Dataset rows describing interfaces
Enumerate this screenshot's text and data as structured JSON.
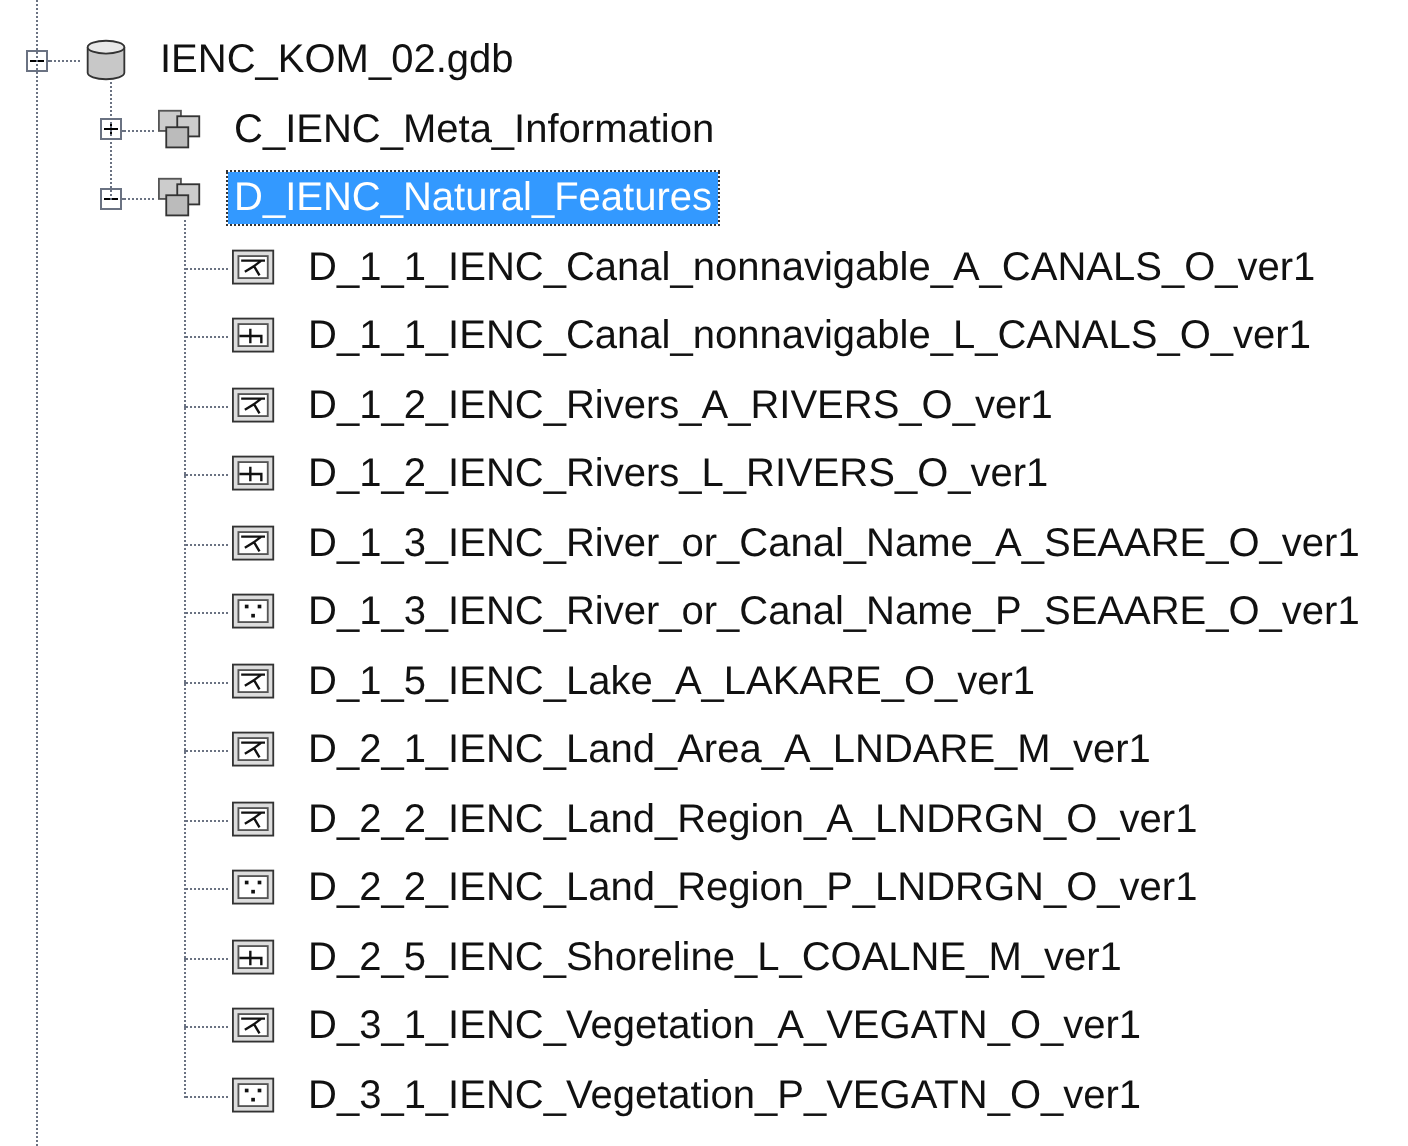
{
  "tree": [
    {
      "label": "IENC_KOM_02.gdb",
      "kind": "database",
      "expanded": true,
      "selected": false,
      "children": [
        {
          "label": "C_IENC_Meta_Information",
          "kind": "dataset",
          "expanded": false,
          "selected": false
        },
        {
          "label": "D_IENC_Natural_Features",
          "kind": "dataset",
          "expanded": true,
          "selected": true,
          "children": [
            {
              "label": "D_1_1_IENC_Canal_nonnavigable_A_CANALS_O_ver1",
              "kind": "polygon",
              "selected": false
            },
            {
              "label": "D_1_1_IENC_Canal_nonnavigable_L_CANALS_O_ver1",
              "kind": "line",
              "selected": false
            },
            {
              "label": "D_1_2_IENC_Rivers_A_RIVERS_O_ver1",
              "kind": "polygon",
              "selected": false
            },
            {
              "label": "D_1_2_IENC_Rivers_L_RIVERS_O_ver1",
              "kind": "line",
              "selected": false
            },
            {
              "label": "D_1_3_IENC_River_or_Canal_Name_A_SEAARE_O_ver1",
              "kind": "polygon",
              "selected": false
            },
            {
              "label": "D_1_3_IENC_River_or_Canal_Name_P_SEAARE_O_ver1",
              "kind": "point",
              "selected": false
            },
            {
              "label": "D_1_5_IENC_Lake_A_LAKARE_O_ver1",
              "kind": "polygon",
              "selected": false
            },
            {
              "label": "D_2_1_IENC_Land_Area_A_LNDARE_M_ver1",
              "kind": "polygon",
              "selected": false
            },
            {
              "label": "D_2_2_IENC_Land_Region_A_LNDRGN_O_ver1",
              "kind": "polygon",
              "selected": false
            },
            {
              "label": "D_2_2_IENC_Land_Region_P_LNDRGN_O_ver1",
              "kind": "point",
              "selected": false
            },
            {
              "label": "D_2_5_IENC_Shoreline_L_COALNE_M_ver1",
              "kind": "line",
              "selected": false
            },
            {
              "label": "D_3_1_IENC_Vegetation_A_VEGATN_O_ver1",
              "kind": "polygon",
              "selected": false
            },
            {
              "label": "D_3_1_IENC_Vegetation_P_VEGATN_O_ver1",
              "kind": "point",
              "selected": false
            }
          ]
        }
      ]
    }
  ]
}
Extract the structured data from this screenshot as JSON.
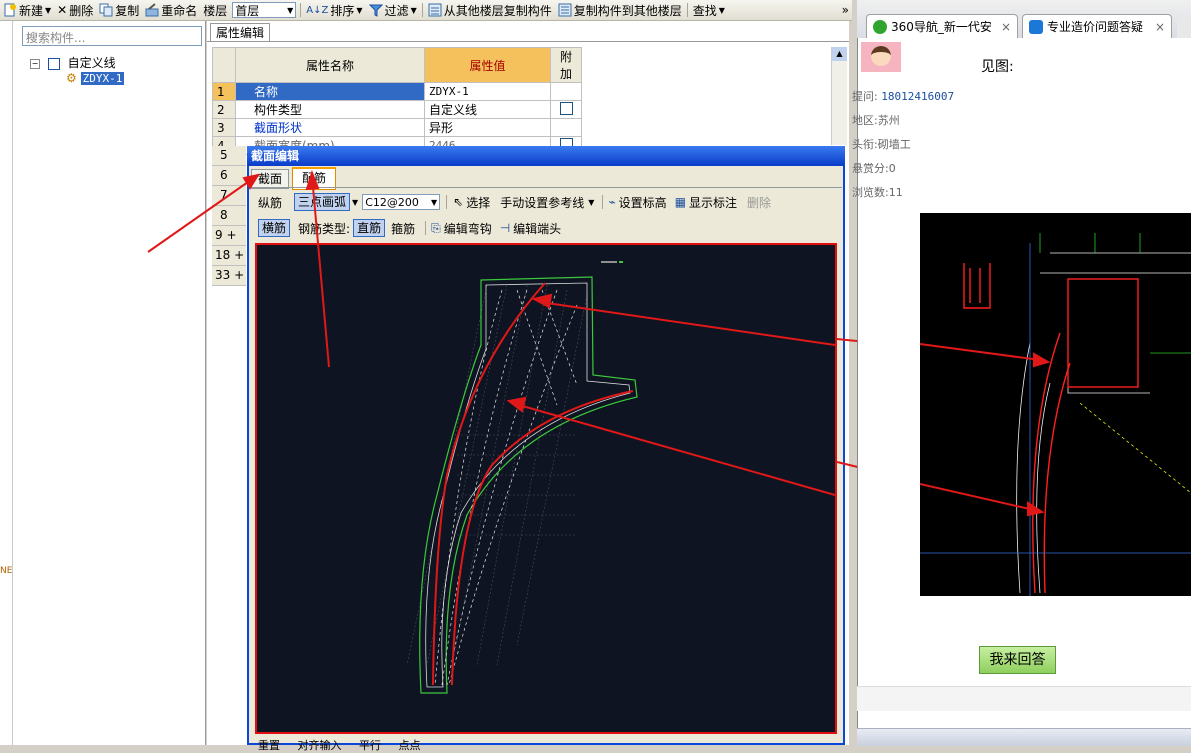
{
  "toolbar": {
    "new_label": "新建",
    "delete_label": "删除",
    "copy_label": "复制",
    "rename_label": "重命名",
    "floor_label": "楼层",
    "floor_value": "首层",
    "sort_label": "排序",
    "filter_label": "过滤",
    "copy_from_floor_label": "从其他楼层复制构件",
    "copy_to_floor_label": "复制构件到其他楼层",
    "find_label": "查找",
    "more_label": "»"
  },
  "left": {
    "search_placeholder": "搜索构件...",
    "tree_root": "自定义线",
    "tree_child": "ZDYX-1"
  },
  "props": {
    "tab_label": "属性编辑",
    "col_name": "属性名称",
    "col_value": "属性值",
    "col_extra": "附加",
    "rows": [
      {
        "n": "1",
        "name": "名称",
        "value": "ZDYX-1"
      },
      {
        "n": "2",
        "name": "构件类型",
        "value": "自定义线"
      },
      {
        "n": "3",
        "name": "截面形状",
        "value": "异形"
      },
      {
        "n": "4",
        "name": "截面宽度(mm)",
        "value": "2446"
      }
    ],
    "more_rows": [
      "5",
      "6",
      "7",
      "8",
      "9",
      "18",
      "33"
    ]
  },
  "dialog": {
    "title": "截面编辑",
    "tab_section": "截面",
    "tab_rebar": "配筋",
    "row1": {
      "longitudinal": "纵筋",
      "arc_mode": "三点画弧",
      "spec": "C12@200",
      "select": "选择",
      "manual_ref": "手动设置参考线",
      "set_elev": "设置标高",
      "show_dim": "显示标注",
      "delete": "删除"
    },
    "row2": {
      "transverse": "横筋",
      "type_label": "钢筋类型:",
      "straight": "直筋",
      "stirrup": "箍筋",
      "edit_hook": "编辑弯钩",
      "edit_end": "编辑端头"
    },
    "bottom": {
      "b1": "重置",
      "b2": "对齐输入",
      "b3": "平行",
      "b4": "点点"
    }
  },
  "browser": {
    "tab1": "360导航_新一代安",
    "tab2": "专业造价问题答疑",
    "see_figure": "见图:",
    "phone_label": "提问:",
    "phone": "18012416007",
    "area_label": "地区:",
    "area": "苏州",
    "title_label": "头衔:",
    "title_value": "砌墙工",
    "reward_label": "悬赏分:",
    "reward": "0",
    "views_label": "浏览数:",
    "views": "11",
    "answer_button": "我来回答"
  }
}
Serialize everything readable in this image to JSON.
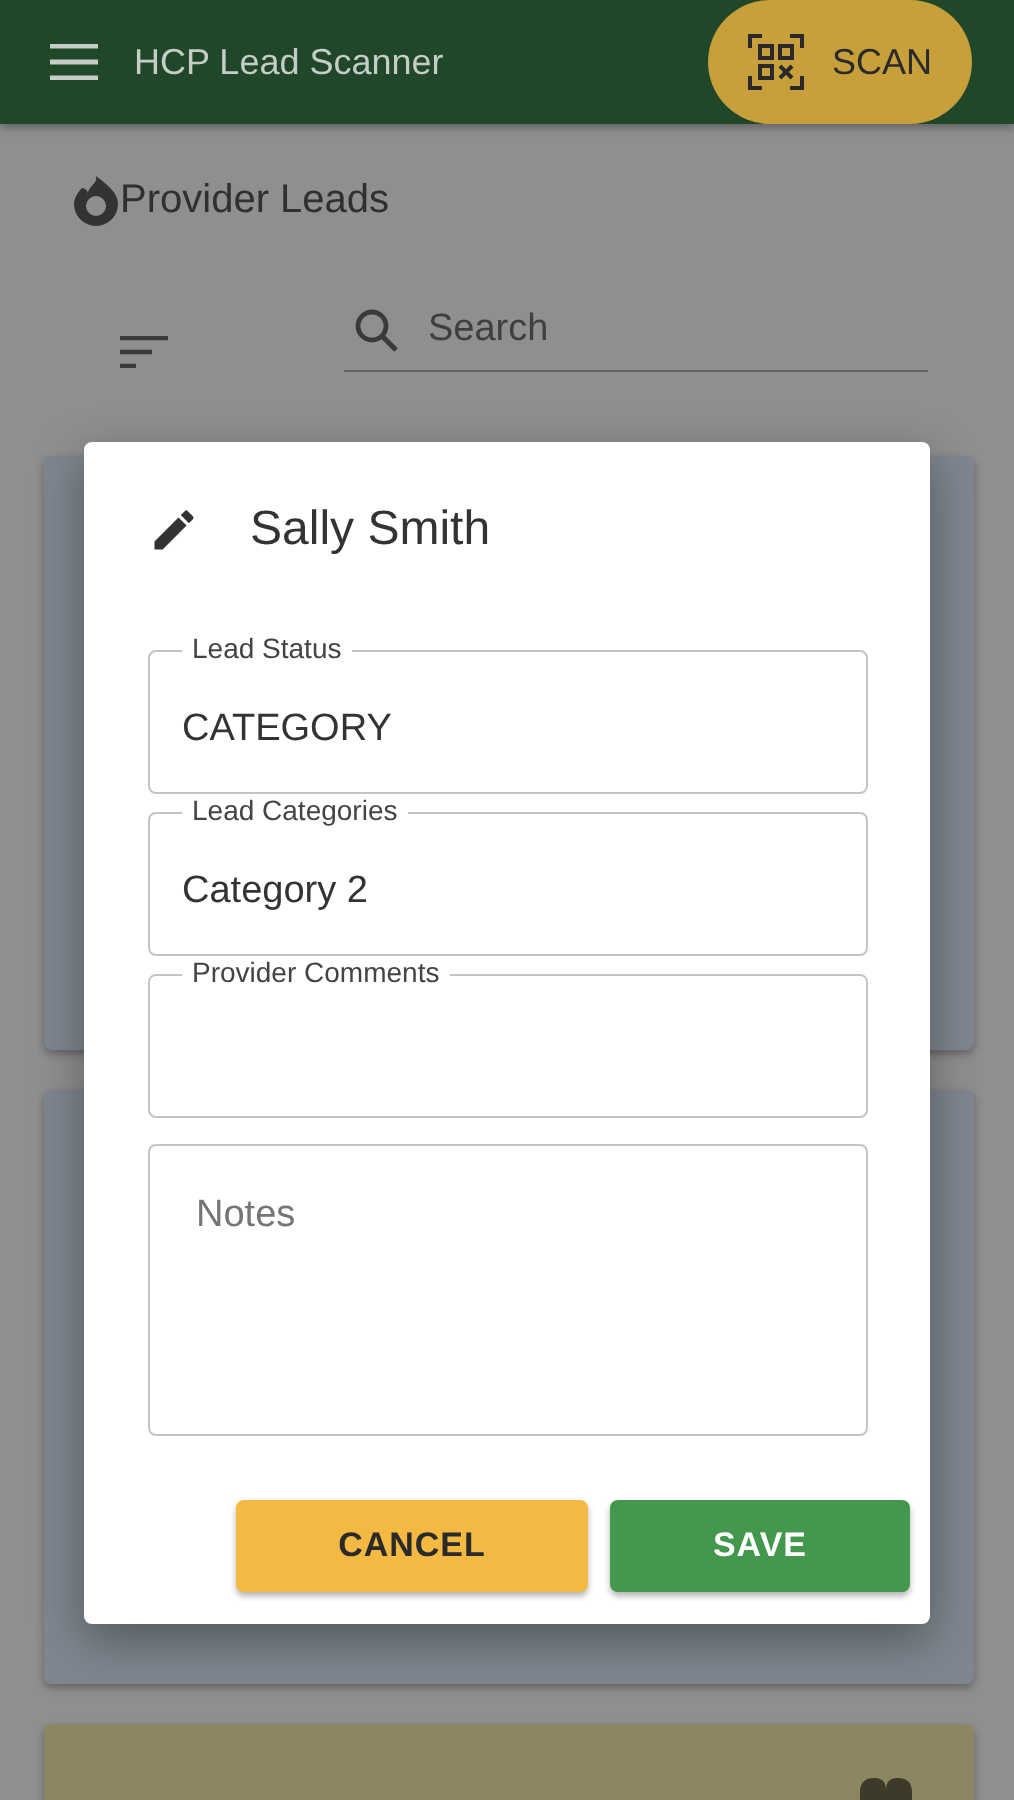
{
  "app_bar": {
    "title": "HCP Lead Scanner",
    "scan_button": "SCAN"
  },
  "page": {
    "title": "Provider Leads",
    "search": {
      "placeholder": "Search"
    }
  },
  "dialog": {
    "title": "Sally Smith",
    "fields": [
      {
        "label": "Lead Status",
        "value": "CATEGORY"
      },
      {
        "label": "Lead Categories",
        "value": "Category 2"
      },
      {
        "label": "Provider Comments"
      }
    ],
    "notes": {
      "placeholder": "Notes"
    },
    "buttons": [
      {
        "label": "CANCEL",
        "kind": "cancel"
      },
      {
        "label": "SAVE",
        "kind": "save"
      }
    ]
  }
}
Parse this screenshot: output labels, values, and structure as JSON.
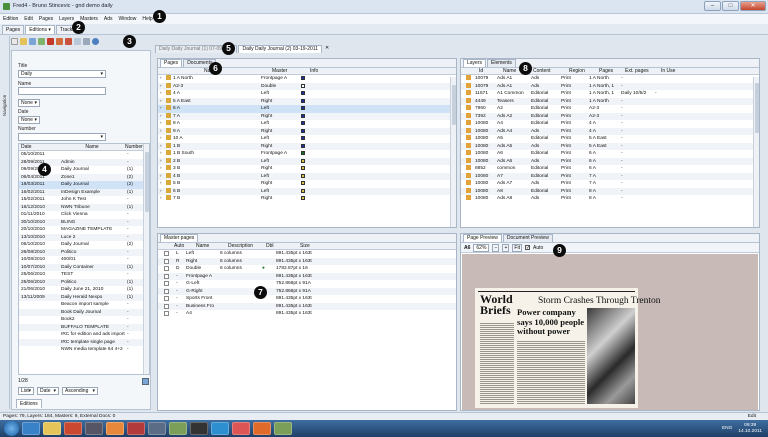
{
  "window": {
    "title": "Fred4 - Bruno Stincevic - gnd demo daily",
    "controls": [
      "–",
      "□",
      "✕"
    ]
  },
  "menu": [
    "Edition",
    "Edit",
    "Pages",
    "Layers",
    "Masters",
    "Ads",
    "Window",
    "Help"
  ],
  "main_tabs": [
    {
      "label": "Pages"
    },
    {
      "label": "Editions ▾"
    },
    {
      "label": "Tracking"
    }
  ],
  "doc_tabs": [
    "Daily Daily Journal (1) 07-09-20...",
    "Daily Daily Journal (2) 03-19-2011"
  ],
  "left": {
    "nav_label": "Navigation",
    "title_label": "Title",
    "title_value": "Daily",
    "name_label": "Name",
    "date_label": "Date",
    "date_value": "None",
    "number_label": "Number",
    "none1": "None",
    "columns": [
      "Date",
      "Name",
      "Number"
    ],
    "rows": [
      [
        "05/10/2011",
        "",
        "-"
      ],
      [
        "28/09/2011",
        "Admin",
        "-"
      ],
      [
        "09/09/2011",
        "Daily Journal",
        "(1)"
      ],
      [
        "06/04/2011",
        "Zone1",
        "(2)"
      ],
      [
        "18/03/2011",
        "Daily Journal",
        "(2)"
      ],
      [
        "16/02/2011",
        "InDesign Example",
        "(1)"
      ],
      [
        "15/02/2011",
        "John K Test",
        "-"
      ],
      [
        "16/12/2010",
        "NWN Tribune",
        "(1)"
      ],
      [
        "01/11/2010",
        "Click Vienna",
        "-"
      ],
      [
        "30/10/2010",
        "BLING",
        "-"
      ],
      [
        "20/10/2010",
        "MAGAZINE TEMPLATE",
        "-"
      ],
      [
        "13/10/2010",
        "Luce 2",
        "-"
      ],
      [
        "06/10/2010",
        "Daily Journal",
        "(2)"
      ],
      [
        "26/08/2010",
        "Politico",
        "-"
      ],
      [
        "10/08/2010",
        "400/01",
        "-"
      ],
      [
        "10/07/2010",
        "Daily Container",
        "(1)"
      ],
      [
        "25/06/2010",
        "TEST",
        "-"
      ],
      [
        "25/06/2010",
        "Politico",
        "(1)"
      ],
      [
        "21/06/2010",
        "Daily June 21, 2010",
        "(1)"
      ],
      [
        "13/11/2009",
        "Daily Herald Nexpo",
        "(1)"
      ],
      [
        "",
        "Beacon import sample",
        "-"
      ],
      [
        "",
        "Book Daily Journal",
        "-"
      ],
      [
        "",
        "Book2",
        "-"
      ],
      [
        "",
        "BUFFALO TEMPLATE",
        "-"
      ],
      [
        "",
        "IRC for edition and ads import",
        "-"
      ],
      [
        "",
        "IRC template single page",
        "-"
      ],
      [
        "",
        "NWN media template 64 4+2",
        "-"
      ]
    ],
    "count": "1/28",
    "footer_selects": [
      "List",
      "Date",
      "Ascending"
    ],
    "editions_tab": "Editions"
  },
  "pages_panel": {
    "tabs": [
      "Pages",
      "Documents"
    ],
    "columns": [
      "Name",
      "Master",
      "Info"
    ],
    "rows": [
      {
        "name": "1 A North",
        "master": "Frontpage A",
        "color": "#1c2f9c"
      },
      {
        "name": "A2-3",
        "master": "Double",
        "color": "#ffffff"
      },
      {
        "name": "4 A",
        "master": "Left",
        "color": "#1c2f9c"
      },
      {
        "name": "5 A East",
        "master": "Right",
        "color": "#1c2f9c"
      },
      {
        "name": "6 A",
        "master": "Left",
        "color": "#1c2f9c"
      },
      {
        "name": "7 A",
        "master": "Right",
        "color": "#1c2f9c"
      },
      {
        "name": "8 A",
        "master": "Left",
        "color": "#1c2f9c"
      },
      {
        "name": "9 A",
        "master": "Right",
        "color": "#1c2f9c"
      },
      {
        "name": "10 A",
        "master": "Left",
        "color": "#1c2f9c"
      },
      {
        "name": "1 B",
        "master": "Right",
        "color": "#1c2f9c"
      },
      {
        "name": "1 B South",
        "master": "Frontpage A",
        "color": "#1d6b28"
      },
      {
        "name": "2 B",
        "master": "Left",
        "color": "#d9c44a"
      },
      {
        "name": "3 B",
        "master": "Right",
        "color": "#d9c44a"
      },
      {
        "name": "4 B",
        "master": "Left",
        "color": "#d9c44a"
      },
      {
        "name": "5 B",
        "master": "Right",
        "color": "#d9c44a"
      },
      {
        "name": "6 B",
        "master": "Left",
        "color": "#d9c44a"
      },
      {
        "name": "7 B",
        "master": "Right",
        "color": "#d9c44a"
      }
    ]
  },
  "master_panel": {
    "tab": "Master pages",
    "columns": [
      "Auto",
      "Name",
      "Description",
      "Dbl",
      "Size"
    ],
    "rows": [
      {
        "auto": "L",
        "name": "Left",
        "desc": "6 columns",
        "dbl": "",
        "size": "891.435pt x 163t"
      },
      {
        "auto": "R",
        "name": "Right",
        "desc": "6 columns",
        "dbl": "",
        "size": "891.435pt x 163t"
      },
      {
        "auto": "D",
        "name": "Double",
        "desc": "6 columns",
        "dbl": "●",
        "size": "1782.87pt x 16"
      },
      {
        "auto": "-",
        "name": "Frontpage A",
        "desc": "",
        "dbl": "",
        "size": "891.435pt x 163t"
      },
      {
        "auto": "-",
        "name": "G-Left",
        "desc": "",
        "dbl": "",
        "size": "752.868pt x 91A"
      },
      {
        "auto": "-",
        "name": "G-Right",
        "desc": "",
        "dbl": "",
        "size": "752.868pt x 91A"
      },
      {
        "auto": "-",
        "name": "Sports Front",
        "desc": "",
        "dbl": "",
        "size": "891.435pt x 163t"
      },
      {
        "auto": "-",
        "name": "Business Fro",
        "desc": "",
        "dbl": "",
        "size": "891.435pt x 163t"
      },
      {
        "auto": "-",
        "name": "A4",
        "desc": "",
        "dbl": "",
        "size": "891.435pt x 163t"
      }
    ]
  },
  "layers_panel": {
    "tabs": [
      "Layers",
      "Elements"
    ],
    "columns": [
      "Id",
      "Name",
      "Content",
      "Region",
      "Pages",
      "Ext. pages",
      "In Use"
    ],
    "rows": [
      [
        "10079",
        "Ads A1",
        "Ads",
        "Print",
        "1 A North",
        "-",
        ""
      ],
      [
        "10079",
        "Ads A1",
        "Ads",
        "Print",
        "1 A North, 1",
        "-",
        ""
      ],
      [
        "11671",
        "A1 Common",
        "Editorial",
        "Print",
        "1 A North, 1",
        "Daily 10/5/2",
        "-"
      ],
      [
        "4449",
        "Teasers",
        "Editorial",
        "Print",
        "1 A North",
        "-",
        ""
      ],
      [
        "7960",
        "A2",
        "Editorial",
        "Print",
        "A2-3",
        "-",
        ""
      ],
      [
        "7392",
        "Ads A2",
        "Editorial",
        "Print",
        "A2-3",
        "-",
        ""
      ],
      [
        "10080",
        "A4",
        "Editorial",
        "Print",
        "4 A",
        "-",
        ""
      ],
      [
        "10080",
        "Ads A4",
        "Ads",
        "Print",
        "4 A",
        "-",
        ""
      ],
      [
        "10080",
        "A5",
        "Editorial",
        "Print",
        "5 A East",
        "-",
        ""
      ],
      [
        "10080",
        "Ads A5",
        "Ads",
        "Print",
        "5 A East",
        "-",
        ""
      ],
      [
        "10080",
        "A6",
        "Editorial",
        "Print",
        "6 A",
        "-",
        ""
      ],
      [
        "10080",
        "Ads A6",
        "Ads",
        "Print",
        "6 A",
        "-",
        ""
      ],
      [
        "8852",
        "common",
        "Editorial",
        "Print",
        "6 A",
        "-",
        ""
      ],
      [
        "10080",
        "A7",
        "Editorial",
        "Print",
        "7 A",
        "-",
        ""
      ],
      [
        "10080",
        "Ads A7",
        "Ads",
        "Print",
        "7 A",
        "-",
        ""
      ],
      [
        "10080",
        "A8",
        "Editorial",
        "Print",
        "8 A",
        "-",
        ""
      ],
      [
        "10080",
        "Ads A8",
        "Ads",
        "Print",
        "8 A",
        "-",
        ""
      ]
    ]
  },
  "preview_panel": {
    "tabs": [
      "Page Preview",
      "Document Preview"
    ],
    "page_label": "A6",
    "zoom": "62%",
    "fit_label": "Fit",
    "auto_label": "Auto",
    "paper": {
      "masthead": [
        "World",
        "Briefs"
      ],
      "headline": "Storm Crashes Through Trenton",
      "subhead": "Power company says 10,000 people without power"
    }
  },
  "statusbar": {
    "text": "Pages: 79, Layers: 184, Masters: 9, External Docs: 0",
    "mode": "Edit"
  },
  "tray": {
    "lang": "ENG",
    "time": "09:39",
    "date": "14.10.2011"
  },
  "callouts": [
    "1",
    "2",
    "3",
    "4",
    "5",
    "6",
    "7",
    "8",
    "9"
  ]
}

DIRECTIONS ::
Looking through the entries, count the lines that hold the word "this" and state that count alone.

ANSWER TO THE EXERCISE ::
4